The new year provides an opportunity for Convent of the Sacred Heart students to frame their own futures by pursuing New Year’s resolutions. With the aid of behavioral advice and iPhone apps, students can remain committed to creating a picture perfect 2015. 

The most popular New Year’s resolutions for 2014 were losing weight, getting organized, and saving money, according to a study from the Journal of Clinical Psychology, published by statisticbrain.comOther resolutions include staying fit, falling in love, and spending more time with family.

Molly Geisinger '15
Molly Geisinger ’15

Although the excitement of the New Year leads to heightened optimism in those seeking to achieve personal goals, the survey found that only 8 percent of Americans were successful in achieving their resolutions in 2014, according to statisticbrain.com.

“My New Year’s resolution was to do better in school work,” freshman Ayna Ramseur-Moore said. “In some classes I’m doing better and in others I’m still working on it.”

There are numerous studies which indicate why many people are unsuccessful in achieving their goals for the New Year. Some reasons include setting unattainable goals, losing motivation or lacking the necessary amount of personal willpower, according to washingtonpost.com

On the other hand, there is plenty of advice for ambitious hopefuls who aim to increase the chances of fulfilling their goals.

Professor Wendy Wood, a teacher of psychology and business at the University of Southern California, says that upholding a New Year’s resolution is more of a habit and about changing personal environments than trying to prepare the mind. 

“To create or change a habit, you have to think much more about altering your environment and patterns of living than work on steeling your mind,” Professor Wood said in an interview with The New York Times.

Professor Wood also says that people can form good habits in an environment where there is no temptation.

Imagine if every morning you had a debate with yourself about eating cake or cereal for breakfast.
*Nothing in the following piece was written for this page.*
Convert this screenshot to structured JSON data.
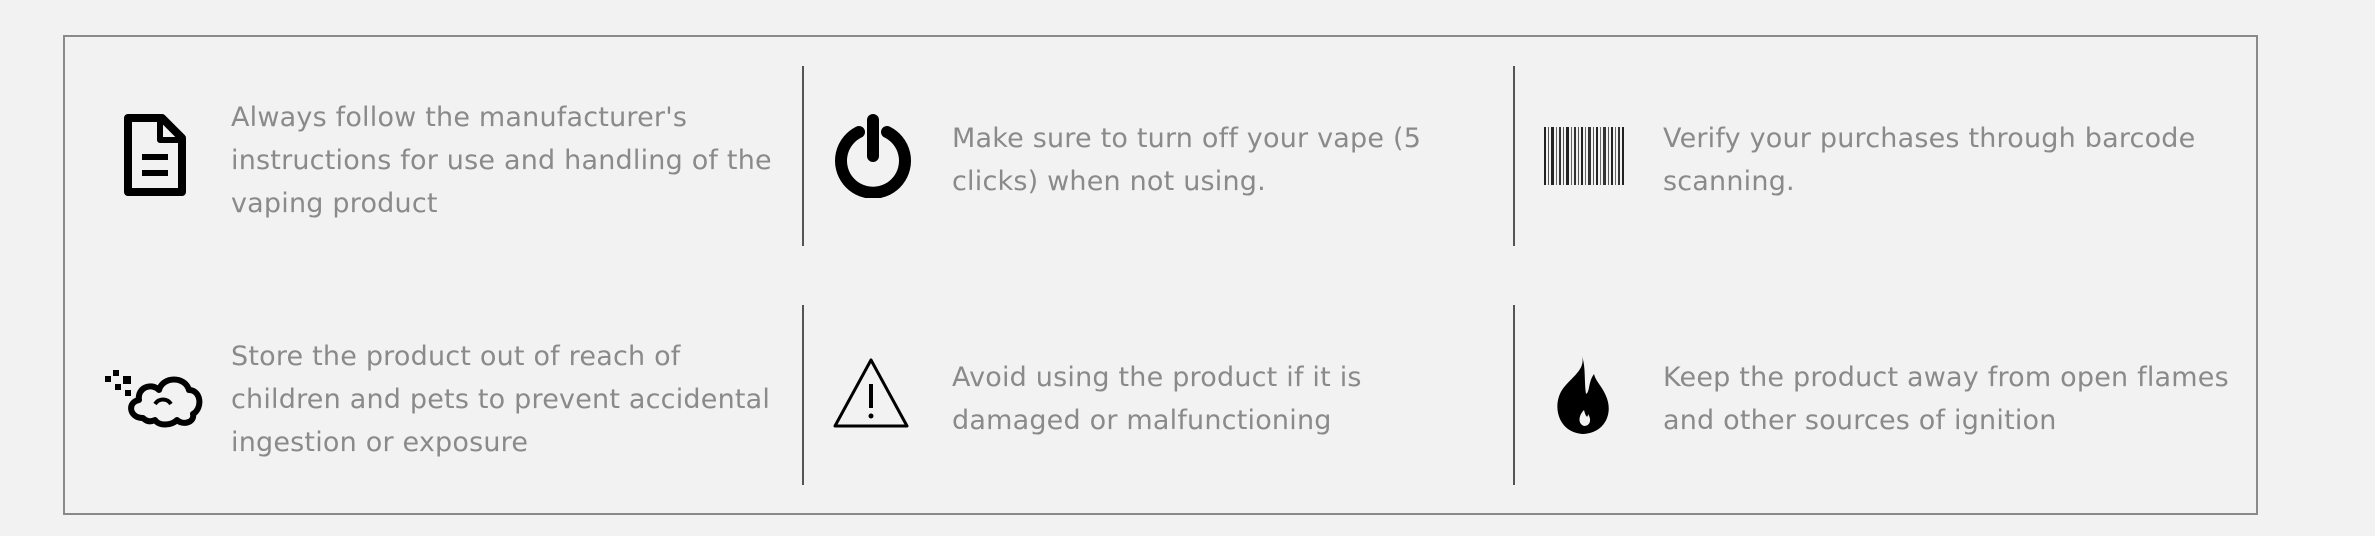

Instead, most of us form the habit of eating something relatively healthy for breakfast, which bypasses the lure of the cake altogether,” Professor Wood said according to The New York Times.
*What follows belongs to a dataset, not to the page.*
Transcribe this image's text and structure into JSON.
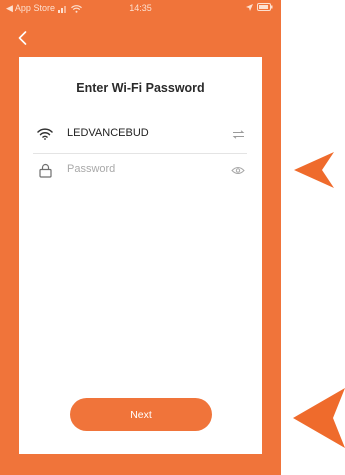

Dr. BJ Fogg, Director of Stanford’s Persuasive Tech Lab, sees behavioral change as a skill rather than a personal determination.

“Most people think behavior change is all about motivation or willpower. Nope. That’s like saying cooking delicious food is all about adding salt. Yes, adding salt matters at times, but it does not encompass all the skills of cooking,” Dr. Fogg said in his first “Change Lesson,” one lecture from his series of online lessons which offers tips and advice on how to modify behavior.

Dr. Fogg also emphasizes that changing behavior is not just achieving a particular goal that will transform into a habit.

According to forbes.com, other recommendations for staying on top of New Year’s resolutions include taking advantage of smartphone applications.

For those who want to lose weight there are popular apps that count calories and track weight over time such as Loseit! and MyFitnessPal.

Professor Wood believes that hopeful individuals should remain determined in pursuing their resolutions, and ignore any possible setbacks. 

People shouldn’t fear that their habit will dissolve if they don’t practice it daily,” Professor Wood said according to The New York Times.

– Molly Geisinger, Co-Features Editor